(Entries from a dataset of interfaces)
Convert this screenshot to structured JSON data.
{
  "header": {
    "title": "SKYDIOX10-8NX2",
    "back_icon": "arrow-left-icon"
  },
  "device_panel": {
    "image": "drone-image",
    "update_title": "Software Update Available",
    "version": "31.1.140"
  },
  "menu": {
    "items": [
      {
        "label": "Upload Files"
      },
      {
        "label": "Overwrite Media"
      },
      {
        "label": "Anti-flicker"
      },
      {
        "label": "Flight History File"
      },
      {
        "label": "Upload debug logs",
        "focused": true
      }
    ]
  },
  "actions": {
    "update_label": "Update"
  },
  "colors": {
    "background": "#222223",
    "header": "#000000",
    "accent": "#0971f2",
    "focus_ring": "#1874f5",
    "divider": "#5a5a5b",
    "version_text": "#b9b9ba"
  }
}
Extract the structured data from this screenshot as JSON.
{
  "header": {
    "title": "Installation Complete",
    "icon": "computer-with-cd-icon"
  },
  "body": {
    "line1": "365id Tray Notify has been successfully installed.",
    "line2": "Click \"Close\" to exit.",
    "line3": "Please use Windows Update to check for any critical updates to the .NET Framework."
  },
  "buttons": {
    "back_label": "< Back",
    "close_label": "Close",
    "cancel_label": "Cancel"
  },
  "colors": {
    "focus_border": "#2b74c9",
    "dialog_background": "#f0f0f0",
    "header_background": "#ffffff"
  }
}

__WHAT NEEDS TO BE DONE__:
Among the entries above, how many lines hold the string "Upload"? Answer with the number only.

__OUTPUT FOR THIS TASK__:
2